● **Instructions for the task**
Find each line below containing the word "Steam" and copy it.
START Dataset records
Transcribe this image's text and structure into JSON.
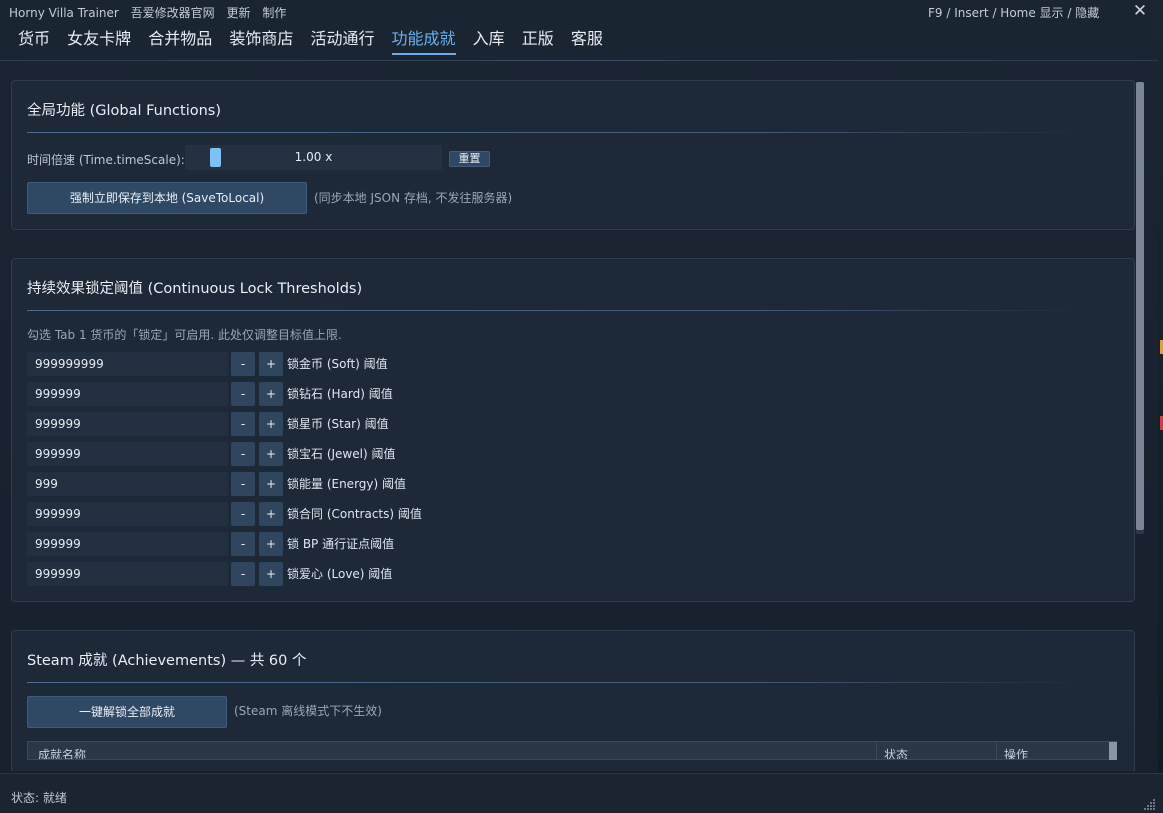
{
  "titlebar": {
    "app_name": "Horny Villa Trainer",
    "links": [
      "吾爱修改器官网",
      "更新",
      "制作"
    ],
    "hotkey_hint": "F9 / Insert / Home  显示 / 隐藏",
    "close_glyph": "✕"
  },
  "tabs": [
    {
      "label": "货币"
    },
    {
      "label": "女友卡牌"
    },
    {
      "label": "合并物品"
    },
    {
      "label": "装饰商店"
    },
    {
      "label": "活动通行"
    },
    {
      "label": "功能成就",
      "active": true
    },
    {
      "label": "入库"
    },
    {
      "label": "正版"
    },
    {
      "label": "客服"
    }
  ],
  "global": {
    "title": "全局功能 (Global Functions)",
    "timescale_label": "时间倍速 (Time.timeScale):",
    "timescale_value": "1.00 x",
    "timescale_level": 0.1,
    "reset_label": "重置",
    "save_button": "强制立即保存到本地 (SaveToLocal)",
    "save_note": "(同步本地 JSON 存档, 不发往服务器)"
  },
  "thresholds": {
    "title": "持续效果锁定阈值 (Continuous Lock Thresholds)",
    "note": "勾选 Tab 1 货币的「锁定」可启用. 此处仅调整目标值上限.",
    "minus": "-",
    "plus": "+",
    "rows": [
      {
        "value": "999999999",
        "label": "锁金币 (Soft) 阈值"
      },
      {
        "value": "999999",
        "label": "锁钻石 (Hard) 阈值"
      },
      {
        "value": "999999",
        "label": "锁星币 (Star) 阈值"
      },
      {
        "value": "999999",
        "label": "锁宝石 (Jewel) 阈值"
      },
      {
        "value": "999",
        "label": "锁能量 (Energy) 阈值"
      },
      {
        "value": "999999",
        "label": "锁合同 (Contracts) 阈值"
      },
      {
        "value": "999999",
        "label": "锁 BP 通行证点阈值"
      },
      {
        "value": "999999",
        "label": "锁爱心 (Love) 阈值"
      }
    ]
  },
  "achievements": {
    "title": "Steam 成就 (Achievements) — 共 60 个",
    "unlock_button": "一键解锁全部成就",
    "unlock_note": "(Steam 离线模式下不生效)",
    "columns": [
      "成就名称",
      "状态",
      "操作"
    ]
  },
  "status": {
    "text": "状态: 就绪"
  },
  "colors": {
    "accent": "#6ab0ee",
    "background": "#17212d",
    "card": "#1d2937",
    "button": "#2f4964"
  }
}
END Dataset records
● **Answer**
    "title": "Steam 成就 (Achievements) — 共 60 个",
    "unlock_note": "(Steam 离线模式下不生效)",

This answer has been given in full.